Every line from the one with "What data populates" to the one with "Give me the", including those two, is to be copied exactly; all other lines of the entries below are left out.

───── RECORDS SHOWN ─────

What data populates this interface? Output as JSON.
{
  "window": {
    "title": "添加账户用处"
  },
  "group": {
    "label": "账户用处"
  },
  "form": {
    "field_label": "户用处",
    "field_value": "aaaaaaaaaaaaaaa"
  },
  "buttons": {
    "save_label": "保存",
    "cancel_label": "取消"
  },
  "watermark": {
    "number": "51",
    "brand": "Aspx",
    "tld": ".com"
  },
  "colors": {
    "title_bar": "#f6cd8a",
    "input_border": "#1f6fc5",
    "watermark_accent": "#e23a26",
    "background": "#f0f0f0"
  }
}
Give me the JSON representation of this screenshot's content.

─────
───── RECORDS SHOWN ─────

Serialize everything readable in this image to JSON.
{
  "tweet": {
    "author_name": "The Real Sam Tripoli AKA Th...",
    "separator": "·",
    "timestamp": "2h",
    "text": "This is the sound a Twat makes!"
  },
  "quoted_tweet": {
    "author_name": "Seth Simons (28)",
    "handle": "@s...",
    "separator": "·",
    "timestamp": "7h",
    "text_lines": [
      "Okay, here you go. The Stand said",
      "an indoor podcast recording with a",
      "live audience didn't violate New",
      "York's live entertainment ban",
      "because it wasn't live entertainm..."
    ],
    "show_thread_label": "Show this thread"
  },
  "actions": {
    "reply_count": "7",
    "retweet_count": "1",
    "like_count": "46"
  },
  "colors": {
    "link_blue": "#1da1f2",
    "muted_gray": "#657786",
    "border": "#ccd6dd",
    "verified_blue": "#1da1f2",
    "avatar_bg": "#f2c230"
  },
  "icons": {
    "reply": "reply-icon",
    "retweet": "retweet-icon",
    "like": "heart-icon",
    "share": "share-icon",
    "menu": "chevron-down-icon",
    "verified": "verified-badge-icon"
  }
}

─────

WRITTEN SOLUTION
What data populates this interface? Output as JSON.
{
  "window": {
    "title": "添加账户用处"
  },
  "group": {
    "label": "账户用处"
  },
  "form": {
    "field_label": "户用处",
    "field_value": "aaaaaaaaaaaaaaa"
  },
  "buttons": {
    "save_label": "保存",
    "cancel_label": "取消"
  },
  "watermark": {
    "number": "51",
    "brand": "Aspx",
    "tld": ".com"
  },
  "colors": {
    "title_bar": "#f6cd8a",
    "input_border": "#1f6fc5",
    "watermark_accent": "#e23a26",
    "background": "#f0f0f0"
  }
}
Give me the JSON representation of this screenshot's content.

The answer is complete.